What can employers deduct? Deductible travel expenses include, but are not limited to:
- Transportation expenses, such as air, rail or bus fares, or the costs of operating and maintaining a car;
- Taxi fares or other local transportation expenses;
- Baggage charges;
- Hotel or other lodging expenses;
- Meal expenses (subject to the rules discussed below);
- Dry cleaning and laundry expenses; and
- Telephone or computer rental expenses.
To substantiate these expenses, employees must keep credit card receipts, canceled checks, bills or other adequate records for all lodging, as well as other travel expenses greater than $75 (although some employers require documentation of all expenses). These records should show the amount, date, place and essential character of the expense.
Ordinarily, business meals (including those consumed while traveling) are 50% deductible. However, under the Consolidated Appropriations Act of 2020, otherwise eligible business meals provided by a restaurant (including carryout) are 100% deductible for 2021 and 2022.
Employers can deduct the cost of meals employees eat alone when traveling. You are also permitted to take a deduction for meals if: 1) A business owner or employee is present; 2) The meal is provided to a business contact (such as a customer, prospect, consultant or vendor); 3) The meal serves an ordinary and necessary business purpose; and 4) The meal is not lavish or extravagant.
Entertainment expenses are not deductible. But employers may deduct the cost of food or beverages provided during an entertainment activity if they are purchased separately or stated separately on a receipt or invoice.
Allocation of business and pleasure expenses
If you have employees who travel in the United States primarily for business, but also spend some time on personal activities, you can deduct the full cost of their airfare or other transportation to and from the destination. However, lodging, meal and other qualified business expenses are deductible only for the business portion of the trip.
Typically, a trip is considered primarily for business if the employee spends more time on business activities than on personal activities — for example, if he or she spends five days at business meetings followed by a weekend at the beach. If a trip is primarily for pleasure, travel expenses are not deductible, although employers may still write off otherwise deductible expenses for business activities during the stay.
Revisit your expense policies
The rules for deducting travel and other business expenses are complex. Instead of deducting actual travel expenses, some businesses simplify the process by providing employees with allowances for lodging, meal and incidental expenses based on federal per-diem rates. If you or your employees have business trips planned soon, review your travel expense policies and consider updating them to maximize your tax benefits and minimize the administrative hassles.
Sidebar: Do you have an accountable plan?
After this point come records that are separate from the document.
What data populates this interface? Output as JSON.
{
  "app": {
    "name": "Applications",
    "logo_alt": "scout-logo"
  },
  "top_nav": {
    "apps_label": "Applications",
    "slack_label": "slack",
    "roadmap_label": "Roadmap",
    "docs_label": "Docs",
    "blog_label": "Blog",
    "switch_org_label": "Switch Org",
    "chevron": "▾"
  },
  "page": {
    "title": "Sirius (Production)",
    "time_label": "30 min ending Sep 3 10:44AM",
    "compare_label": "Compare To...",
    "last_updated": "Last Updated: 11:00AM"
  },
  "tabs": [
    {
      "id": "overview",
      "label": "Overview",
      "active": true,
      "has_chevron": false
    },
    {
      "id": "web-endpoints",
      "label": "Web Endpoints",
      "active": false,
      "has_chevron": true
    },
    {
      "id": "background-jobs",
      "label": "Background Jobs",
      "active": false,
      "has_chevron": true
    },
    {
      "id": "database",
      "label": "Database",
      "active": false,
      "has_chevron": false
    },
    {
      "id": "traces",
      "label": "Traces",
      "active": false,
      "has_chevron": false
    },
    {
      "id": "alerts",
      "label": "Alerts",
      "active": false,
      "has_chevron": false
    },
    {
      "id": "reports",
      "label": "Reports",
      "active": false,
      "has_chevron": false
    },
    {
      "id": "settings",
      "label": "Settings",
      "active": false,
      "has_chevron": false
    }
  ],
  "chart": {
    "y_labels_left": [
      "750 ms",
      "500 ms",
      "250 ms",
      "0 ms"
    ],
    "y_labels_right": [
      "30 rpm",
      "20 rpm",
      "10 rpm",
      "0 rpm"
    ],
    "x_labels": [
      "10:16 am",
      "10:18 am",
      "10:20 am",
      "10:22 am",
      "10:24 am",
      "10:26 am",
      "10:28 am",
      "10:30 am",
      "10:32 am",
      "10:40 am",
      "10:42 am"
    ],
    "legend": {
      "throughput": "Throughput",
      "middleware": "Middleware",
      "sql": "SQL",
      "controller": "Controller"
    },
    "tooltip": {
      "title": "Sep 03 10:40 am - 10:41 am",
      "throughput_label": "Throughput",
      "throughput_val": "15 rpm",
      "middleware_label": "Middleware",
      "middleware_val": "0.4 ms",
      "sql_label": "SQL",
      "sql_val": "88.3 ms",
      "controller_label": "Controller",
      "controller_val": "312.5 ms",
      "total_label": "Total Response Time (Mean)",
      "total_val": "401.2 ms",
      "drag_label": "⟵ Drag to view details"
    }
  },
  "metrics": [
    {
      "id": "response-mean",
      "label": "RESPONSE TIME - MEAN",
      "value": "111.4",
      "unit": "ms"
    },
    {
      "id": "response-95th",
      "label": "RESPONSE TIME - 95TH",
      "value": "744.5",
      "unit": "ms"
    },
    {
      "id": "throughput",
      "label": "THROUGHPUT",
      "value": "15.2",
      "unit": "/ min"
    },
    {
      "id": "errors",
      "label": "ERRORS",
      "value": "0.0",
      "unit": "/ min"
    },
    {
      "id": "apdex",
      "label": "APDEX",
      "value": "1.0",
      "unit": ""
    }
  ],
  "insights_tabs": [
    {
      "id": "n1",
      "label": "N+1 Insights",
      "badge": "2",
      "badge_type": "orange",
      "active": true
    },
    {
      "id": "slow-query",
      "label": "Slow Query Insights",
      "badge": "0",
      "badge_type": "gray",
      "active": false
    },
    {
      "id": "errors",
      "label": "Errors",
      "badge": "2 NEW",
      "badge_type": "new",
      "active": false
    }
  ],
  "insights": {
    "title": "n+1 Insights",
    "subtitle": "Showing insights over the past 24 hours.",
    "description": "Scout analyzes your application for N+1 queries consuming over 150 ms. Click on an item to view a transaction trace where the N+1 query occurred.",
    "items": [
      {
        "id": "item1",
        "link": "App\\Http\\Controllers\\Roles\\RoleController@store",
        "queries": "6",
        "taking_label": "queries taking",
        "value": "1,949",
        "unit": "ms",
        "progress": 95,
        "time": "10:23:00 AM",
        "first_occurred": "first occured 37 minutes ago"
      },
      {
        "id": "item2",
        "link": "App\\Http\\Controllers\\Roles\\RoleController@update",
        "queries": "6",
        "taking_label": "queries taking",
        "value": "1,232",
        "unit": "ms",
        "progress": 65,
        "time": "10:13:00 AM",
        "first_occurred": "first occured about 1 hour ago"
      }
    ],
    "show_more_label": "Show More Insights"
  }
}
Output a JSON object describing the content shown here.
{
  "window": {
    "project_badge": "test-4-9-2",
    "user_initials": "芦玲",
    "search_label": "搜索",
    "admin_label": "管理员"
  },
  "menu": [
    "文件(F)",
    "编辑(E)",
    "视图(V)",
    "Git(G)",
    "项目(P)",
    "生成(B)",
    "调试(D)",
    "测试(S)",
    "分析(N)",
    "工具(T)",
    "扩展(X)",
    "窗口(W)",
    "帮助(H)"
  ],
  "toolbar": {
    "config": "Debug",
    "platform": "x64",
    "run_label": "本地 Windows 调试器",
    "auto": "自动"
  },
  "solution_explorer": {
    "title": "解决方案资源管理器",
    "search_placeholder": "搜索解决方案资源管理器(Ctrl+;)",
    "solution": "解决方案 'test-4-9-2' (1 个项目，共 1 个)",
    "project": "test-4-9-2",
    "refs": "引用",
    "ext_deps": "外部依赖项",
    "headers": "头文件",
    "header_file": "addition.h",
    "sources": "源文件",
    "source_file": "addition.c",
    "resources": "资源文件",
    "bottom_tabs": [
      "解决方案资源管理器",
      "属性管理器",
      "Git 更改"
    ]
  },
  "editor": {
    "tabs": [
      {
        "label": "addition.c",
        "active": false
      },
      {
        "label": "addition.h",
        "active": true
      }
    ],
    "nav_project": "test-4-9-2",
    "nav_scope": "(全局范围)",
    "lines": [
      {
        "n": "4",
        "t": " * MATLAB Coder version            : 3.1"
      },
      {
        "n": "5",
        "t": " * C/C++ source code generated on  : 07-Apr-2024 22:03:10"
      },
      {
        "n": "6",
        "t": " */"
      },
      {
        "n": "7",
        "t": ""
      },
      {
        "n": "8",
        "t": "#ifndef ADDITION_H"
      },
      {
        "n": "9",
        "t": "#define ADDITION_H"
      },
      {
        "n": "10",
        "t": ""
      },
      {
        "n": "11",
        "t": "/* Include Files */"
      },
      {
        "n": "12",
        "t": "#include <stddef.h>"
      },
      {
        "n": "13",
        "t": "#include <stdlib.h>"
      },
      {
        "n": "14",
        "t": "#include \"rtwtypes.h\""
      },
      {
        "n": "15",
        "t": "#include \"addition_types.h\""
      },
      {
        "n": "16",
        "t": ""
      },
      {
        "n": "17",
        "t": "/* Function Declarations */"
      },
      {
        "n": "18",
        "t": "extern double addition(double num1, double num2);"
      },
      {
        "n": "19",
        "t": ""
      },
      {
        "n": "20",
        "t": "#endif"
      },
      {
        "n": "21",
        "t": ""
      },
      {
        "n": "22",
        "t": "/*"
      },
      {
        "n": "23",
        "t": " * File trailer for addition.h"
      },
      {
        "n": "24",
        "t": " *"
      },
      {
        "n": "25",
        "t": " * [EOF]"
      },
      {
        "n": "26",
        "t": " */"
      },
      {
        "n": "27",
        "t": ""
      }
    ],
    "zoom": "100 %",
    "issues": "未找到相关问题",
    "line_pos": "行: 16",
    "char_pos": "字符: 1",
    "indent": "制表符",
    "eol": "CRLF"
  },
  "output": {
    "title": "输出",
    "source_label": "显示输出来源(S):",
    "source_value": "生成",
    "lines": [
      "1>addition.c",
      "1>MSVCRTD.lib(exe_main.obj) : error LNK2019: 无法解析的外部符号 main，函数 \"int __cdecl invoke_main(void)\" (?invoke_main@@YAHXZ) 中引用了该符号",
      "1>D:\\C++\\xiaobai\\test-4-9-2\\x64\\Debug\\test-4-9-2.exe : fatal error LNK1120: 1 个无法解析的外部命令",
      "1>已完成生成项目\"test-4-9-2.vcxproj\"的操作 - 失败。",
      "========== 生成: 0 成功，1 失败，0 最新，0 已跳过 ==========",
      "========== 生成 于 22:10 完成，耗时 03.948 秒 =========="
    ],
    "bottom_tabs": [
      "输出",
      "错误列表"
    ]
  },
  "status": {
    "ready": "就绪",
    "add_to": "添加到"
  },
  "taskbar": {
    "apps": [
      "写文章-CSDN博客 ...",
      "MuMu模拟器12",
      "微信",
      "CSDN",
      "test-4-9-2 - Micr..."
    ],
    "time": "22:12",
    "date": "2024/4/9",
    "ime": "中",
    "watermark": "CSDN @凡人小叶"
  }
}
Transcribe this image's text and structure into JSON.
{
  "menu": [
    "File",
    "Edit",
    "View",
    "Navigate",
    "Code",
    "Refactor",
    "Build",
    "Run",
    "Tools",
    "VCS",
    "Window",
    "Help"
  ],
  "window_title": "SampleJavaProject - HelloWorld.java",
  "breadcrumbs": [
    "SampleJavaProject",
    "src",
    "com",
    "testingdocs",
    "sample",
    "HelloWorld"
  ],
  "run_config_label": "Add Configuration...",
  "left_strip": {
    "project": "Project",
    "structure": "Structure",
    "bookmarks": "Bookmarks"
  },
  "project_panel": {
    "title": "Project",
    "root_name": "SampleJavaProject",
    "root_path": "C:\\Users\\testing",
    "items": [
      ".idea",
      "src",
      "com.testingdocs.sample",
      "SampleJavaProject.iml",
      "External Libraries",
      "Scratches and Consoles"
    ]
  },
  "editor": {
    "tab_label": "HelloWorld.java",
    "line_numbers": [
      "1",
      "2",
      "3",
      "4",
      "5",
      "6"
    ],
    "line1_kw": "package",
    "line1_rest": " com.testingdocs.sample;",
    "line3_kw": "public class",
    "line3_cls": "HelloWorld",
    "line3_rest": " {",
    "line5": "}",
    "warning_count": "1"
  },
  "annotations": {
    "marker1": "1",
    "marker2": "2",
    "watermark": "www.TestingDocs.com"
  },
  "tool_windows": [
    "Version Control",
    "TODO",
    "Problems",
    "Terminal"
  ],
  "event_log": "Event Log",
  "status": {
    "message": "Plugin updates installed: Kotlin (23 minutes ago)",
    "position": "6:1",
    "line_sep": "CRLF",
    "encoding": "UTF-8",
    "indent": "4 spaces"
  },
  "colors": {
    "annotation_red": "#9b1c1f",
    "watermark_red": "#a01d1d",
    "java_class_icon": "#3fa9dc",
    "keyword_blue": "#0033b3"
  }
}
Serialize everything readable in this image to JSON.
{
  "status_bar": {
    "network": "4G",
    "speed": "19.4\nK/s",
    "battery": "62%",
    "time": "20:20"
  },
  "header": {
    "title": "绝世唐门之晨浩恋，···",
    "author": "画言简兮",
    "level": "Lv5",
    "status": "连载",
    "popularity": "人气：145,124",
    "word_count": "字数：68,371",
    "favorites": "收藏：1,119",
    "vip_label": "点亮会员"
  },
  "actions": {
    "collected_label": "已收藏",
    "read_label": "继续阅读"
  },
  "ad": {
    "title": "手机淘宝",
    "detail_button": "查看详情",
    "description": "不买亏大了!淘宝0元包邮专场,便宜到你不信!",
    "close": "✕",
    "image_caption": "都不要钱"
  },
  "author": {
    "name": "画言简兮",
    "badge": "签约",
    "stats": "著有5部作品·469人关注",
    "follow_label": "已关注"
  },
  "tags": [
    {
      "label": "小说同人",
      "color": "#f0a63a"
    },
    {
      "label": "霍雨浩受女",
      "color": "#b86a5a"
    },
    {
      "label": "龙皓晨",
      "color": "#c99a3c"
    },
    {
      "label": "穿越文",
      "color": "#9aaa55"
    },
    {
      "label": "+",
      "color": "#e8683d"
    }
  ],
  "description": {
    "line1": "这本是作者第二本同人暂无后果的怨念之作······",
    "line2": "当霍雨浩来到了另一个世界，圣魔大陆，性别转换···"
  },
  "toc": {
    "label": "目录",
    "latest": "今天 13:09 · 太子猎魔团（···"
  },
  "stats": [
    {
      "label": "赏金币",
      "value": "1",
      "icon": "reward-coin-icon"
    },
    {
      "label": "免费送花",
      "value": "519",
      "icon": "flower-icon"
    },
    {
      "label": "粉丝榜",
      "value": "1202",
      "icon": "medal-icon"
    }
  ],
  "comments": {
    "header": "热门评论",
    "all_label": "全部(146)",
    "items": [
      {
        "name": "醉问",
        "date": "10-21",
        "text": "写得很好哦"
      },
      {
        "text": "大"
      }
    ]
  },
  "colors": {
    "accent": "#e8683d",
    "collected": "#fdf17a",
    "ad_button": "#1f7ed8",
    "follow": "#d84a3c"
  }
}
The Tax Cuts and Jobs Act eliminated most miscellaneous itemized deductions, including unreimbursed employee business expenses, through 2025. The best way for employers to ease this burden on employees is to reimburse their business expenses. The employer deducts the expense and the employee is not taxed if the reimbursement is made pursuant to an “accountable plan.”
A plan is accountable if it requires:
- Reimbursed expenses to have a business purpose; and
- Employees to meet certain requirements for substantiating expenses and pay back any excess reimbursements within a reasonable time.
Absent an accountable plan, reimbursements received by employees for business expenses are treated as wages subject to income and payroll taxes.